Of course, the series would return, funnier than ever. Fans of the show consider the second season to be the funniest of the four years the show ran, but the first season runs a close second, and most of the classic bits are here. In the past, the episodes were not released chronologically on video, and perhaps the thinking was that the funnier episodes should be spread out over the videos so people had to buy them all, even if they didn’t want to own the complete collection, just to see the funniest parts. I prefer to see them in chronological order, because you get to see the show progress over time. The shows were originally broadcast thirty years ago, and the video quality varies from fairly good to pretty bad. When the bits were recorded live in the studio, they look better than ever. Those sideburns never looked so good. By contrast, the segments filmed on location don’t look very good at all, and never have. In 1969, Python were going for quality of writing and performing, not quality of appearance.
The animation segments range from looking fairly good to quite awful, but this is somewhat to be expected. You won’t find much of the likes of compression artifacts in the picture, but the clicks and pops on the source material are still there. The biggest complaint I have about the video quality is that the color seems to be too bright, and I noticed some color bleeding when someone’s wearing a particularly bright tie. (More often than not, as this was 1969.) The aspect ratio is the original 4:3 <$PS,full frame> TV presentation.
The English subtitles are actually closed-captioned subtitles, and they are almost exactly correct. In a show as well written as this one, I think it’s important for the subtitles not to be mere summaries of what was actually said. The audio is a very clear mono track, but you probably weren’t expecting a Dolby 5.1 remix on this show anyway.
The supplements are fairly good on these discs. You get some trivia, cast bios, and a glossary of "Pythonisms". You also get a live version of one of the sketches on each disc, taken from the hilarious Monty Python Live at the Hollywood Bowl, not available elsewhere on DVD. This is a nice extra, but it’s the live version of a sketch already done in the TV series. The one exception is disc 4’s "Monty Karaoke", which is the wonderful "Bruces’ Philosophers’ Song" live. The Hollywood Bowl movie contained several sketches like this one that aren’t available anywhere else. I hope the entire live movie is released by A&E in the future.

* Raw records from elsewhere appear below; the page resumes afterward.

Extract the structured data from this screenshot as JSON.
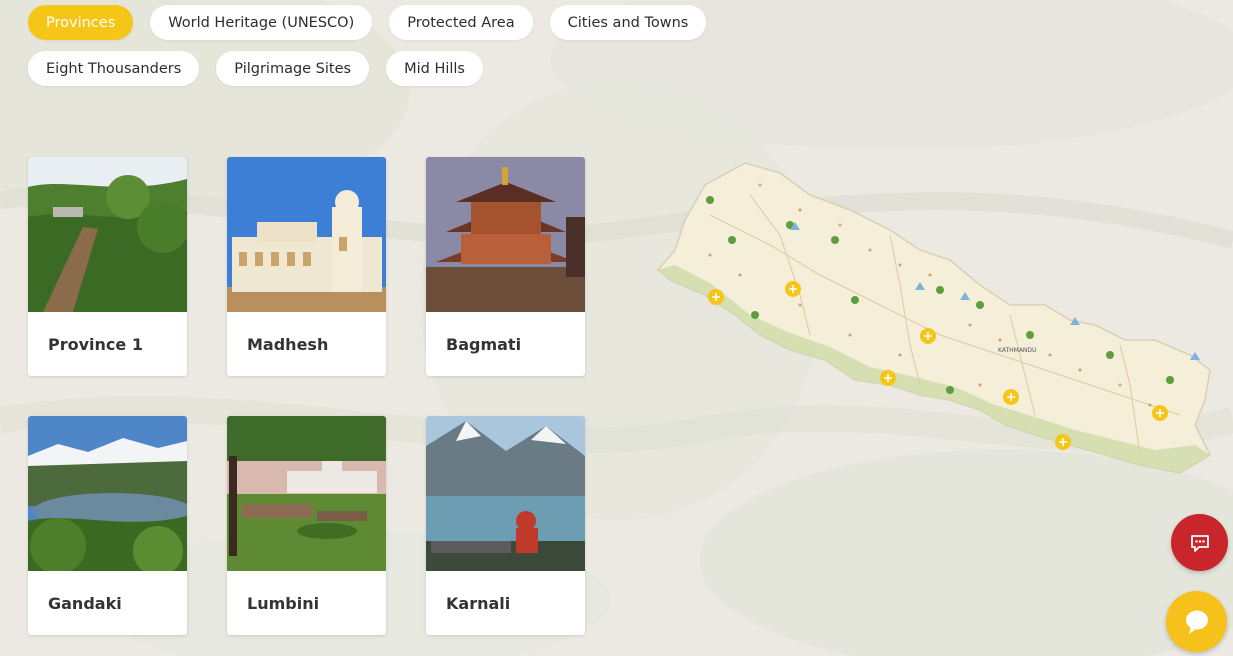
{
  "filters": {
    "row1": [
      "Provinces",
      "World Heritage (UNESCO)",
      "Protected Area",
      "Cities and Towns"
    ],
    "row2": [
      "Eight Thousanders",
      "Pilgrimage Sites",
      "Mid Hills"
    ],
    "active": "Provinces"
  },
  "provinces": [
    {
      "name": "Province 1"
    },
    {
      "name": "Madhesh"
    },
    {
      "name": "Bagmati"
    },
    {
      "name": "Gandaki"
    },
    {
      "name": "Lumbini"
    },
    {
      "name": "Karnali"
    }
  ],
  "map": {
    "capital_label": "KATHMANDU"
  },
  "icons": {
    "chat": "chat-bubble-icon",
    "messenger": "message-icon",
    "map_marker": "plus-circle-icon"
  },
  "colors": {
    "accent": "#f5c518",
    "chat_red": "#c9262c",
    "map_fill": "#f6efdc",
    "terai_green": "#c9d8a4"
  }
}
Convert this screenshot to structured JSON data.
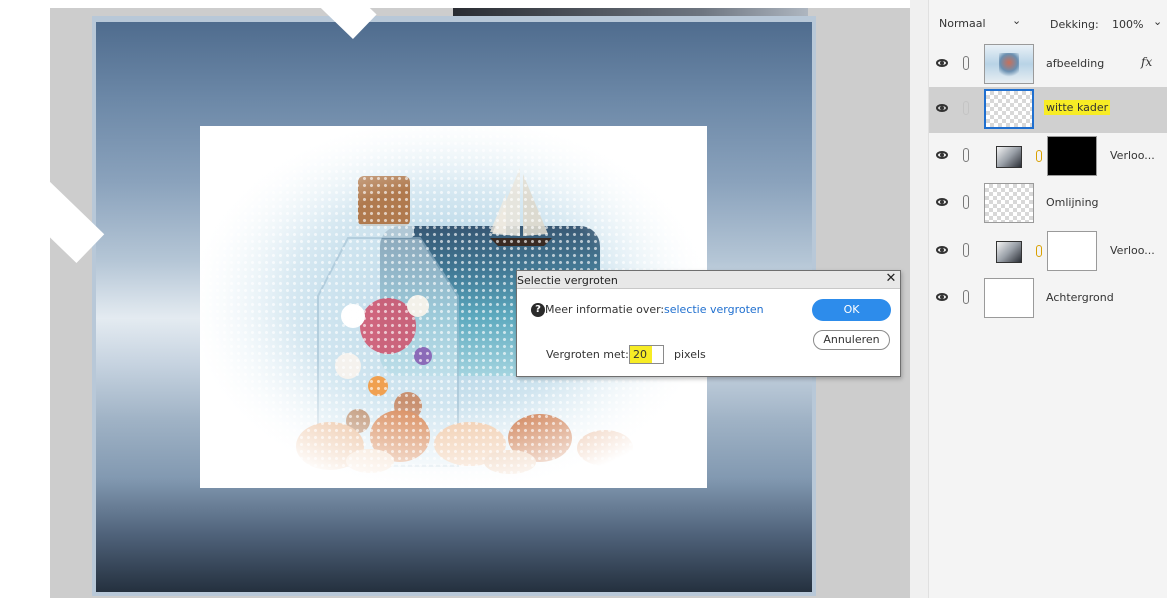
{
  "dialog": {
    "title": "Selectie vergroten",
    "close_icon": "close-icon",
    "help_label": "Meer informatie over:",
    "help_link": "selectie vergroten",
    "ok_label": "OK",
    "cancel_label": "Annuleren",
    "expand_label": "Vergroten met:",
    "expand_value": "20",
    "expand_unit": "pixels"
  },
  "layers_panel": {
    "blend_mode": "Normaal",
    "opacity_label": "Dekking:",
    "opacity_value": "100%",
    "layers": [
      {
        "name": "afbeelding",
        "fx": "fx",
        "selected": false
      },
      {
        "name": "witte kader",
        "selected": true
      },
      {
        "name": "Verloo...",
        "mask": "black"
      },
      {
        "name": "Omlijning"
      },
      {
        "name": "Verloo...",
        "mask": "white"
      },
      {
        "name": "Achtergrond"
      }
    ]
  },
  "colors": {
    "accent": "#2d8ceb",
    "highlight": "#f7ec25",
    "link": "#1f6fcf"
  }
}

You also get extra clips from the TV show, which you may not care about if you buy the entire set, and clips of Gilliam’s animation, also from the TV series.
After thirty years, Monty Python’s influence on comedy is still felt in shows like Saturday Night Live, Mr. Show and others. It’s nice to see the original show finally arrive on DVD.